---- Provided entries
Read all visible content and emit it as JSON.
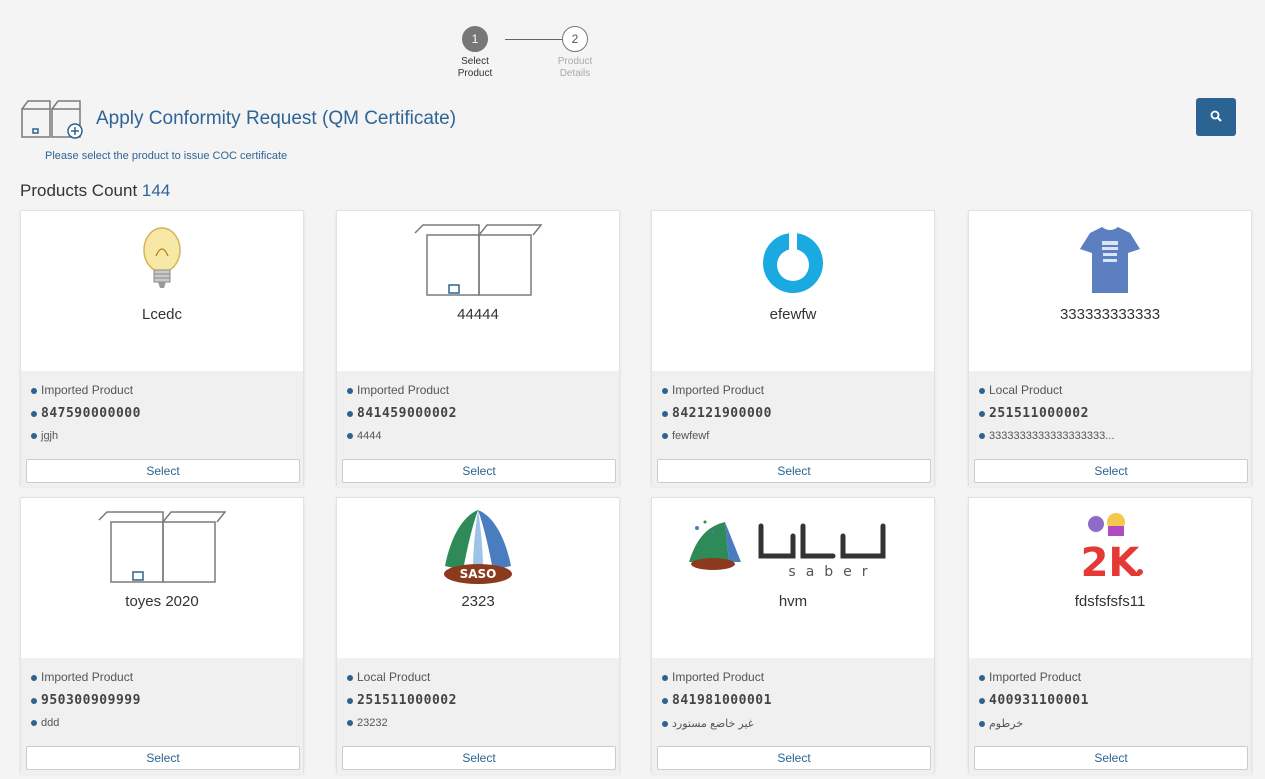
{
  "stepper": {
    "steps": [
      {
        "number": "1",
        "label_line1": "Select",
        "label_line2": "Product"
      },
      {
        "number": "2",
        "label_line1": "Product",
        "label_line2": "Details"
      }
    ]
  },
  "header": {
    "title": "Apply Conformity Request (QM Certificate)",
    "subtitle": "Please select the product to issue COC certificate",
    "count_label": "Products Count",
    "count_value": "144",
    "search_icon": "search-icon"
  },
  "colors": {
    "primary": "#2b6393",
    "link": "#2f6496"
  },
  "products": [
    {
      "name": "Lcedc",
      "image": "lightbulb",
      "type": "Imported Product",
      "code": "847590000000",
      "desc": "jgjh",
      "select": "Select"
    },
    {
      "name": "44444",
      "image": "box",
      "type": "Imported Product",
      "code": "841459000002",
      "desc": "4444",
      "select": "Select"
    },
    {
      "name": "efewfw",
      "image": "ring",
      "type": "Imported Product",
      "code": "842121900000",
      "desc": "fewfewf",
      "select": "Select"
    },
    {
      "name": "333333333333",
      "image": "tshirt",
      "type": "Local Product",
      "code": "251511000002",
      "desc": "3333333333333333333...",
      "select": "Select"
    },
    {
      "name": "toyes 2020",
      "image": "box",
      "type": "Imported Product",
      "code": "950300909999",
      "desc": "ddd",
      "select": "Select"
    },
    {
      "name": "2323",
      "image": "saso",
      "type": "Local Product",
      "code": "251511000002",
      "desc": "23232",
      "select": "Select"
    },
    {
      "name": "hvm",
      "image": "saber",
      "type": "Imported Product",
      "code": "841981000001",
      "desc": "غير خاضع مستورد",
      "select": "Select"
    },
    {
      "name": "fdsfsfsfs11",
      "image": "2k",
      "type": "Imported Product",
      "code": "400931100001",
      "desc": "خرطوم",
      "select": "Select"
    }
  ]
}
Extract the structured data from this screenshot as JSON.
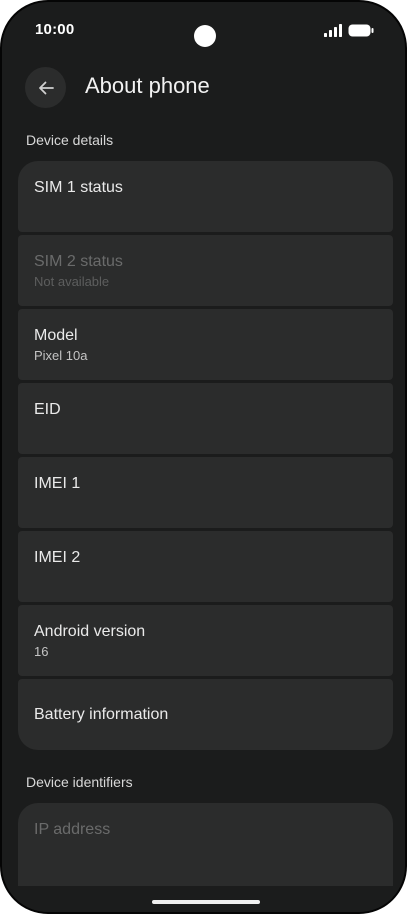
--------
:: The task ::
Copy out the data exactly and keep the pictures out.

:: Written response ::
Read all visible content and emit it as JSON.
{
  "stepper": {
    "steps": [
      {
        "number": "1",
        "label_line1": "Select",
        "label_line2": "Product"
      },
      {
        "number": "2",
        "label_line1": "Product",
        "label_line2": "Details"
      }
    ]
  },
  "header": {
    "title": "Apply Conformity Request (QM Certificate)",
    "subtitle": "Please select the product to issue COC certificate",
    "count_label": "Products Count",
    "count_value": "144",
    "search_icon": "search-icon"
  },
  "colors": {
    "primary": "#2b6393",
    "link": "#2f6496"
  },
  "products": [
    {
      "name": "Lcedc",
      "image": "lightbulb",
      "type": "Imported Product",
      "code": "847590000000",
      "desc": "jgjh",
      "select": "Select"
    },
    {
      "name": "44444",
      "image": "box",
      "type": "Imported Product",
      "code": "841459000002",
      "desc": "4444",
      "select": "Select"
    },
    {
      "name": "efewfw",
      "image": "ring",
      "type": "Imported Product",
      "code": "842121900000",
      "desc": "fewfewf",
      "select": "Select"
    },
    {
      "name": "333333333333",
      "image": "tshirt",
      "type": "Local Product",
      "code": "251511000002",
      "desc": "3333333333333333333...",
      "select": "Select"
    },
    {
      "name": "toyes 2020",
      "image": "box",
      "type": "Imported Product",
      "code": "950300909999",
      "desc": "ddd",
      "select": "Select"
    },
    {
      "name": "2323",
      "image": "saso",
      "type": "Local Product",
      "code": "251511000002",
      "desc": "23232",
      "select": "Select"
    },
    {
      "name": "hvm",
      "image": "saber",
      "type": "Imported Product",
      "code": "841981000001",
      "desc": "غير خاضع مستورد",
      "select": "Select"
    },
    {
      "name": "fdsfsfsfs11",
      "image": "2k",
      "type": "Imported Product",
      "code": "400931100001",
      "desc": "خرطوم",
      "select": "Select"
    }
  ]
}
Extract the structured data from this screenshot as JSON.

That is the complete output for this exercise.